Ellen McCulloch-Lovell served as president—the first female president—of Marlboro College from 2003 to 2014. She started her career as program director, then executive director, of the Vermont Arts Council, the state cultural agency, from 1970 to 1983. She served as U.S. Senator Patrick Leahy’s chief of staff in Washington, DC, from 1983 to 1994, during which time she supervised the DC and Vermont offices and performed as his political designee.
In 1994, McCulloch-Lovell was appointed executive director of the President’s Committee on the Arts and the Humanities, a presidential advisory committee, working with chairman and former Congressman John Brademas and with honorary chair Hillary Rodham Clinton. In 1997, she joined First Lady Hillary Rodham Clinton’s staff, first as deputy chief of staff then as director of the White House Millennium Council, where she and Mrs. Clinton created Save America’s Treasures, the first major preservation program in 20 years. After the White House, McCulloch-Lovell went to the American Folklife Center at the Library of Congress to found the Veterans History Project, collecting the firsthand accounts of those who served in wartime.

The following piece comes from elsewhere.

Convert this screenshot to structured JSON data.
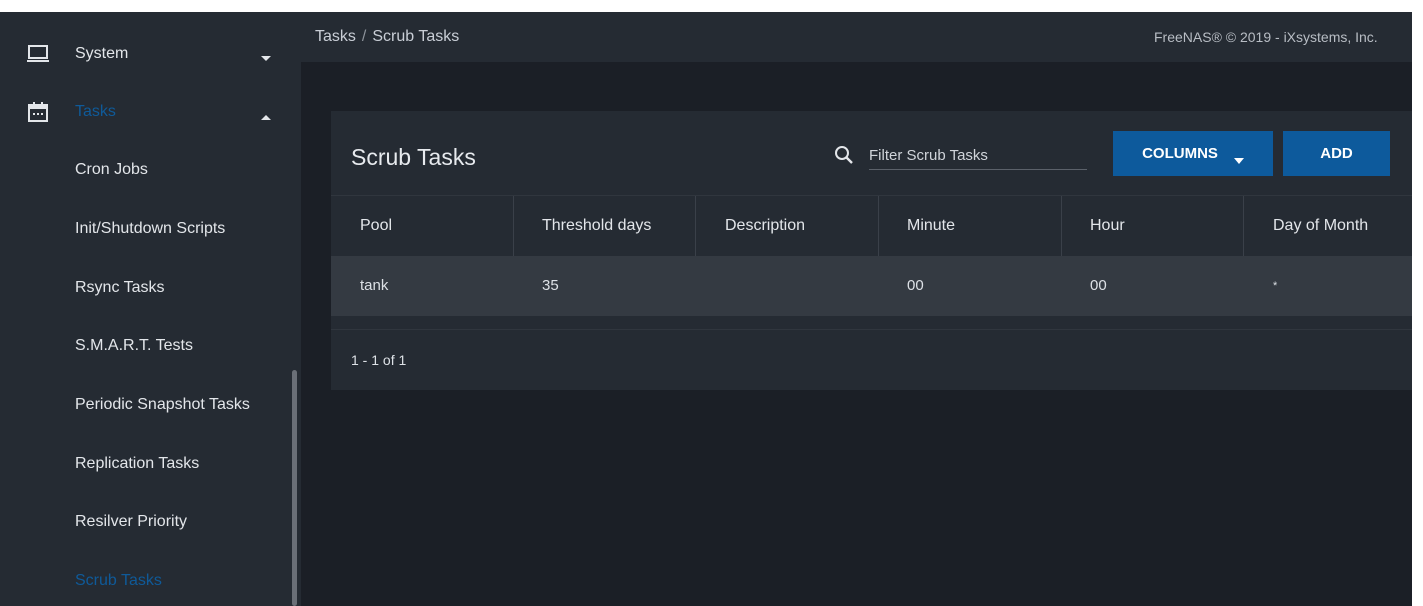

McCulloch-Lovell has published numerous articles and speeches on the arts, education, and the cultural history of Vermont. She has participated on National Endowment for the Arts grants panels and testified before Congress on behalf of public funding for cultural life. She also served on the Board of Regents of the American Architecture Foundation, the National Science Foundation’s Biology Advisory Committee, and on the Association of Vermont Independent Colleges. She continues her civic engagement as chair of the Smithsonian’s Advisory Committee for the Center for Folklife and Cultural Heritage, and as a board member of Vermont Parks Forever, the Warren Wilson Friends of Writers, and The Frost Place. Her first book of poems, Gone, was published by Janus Press in 2010.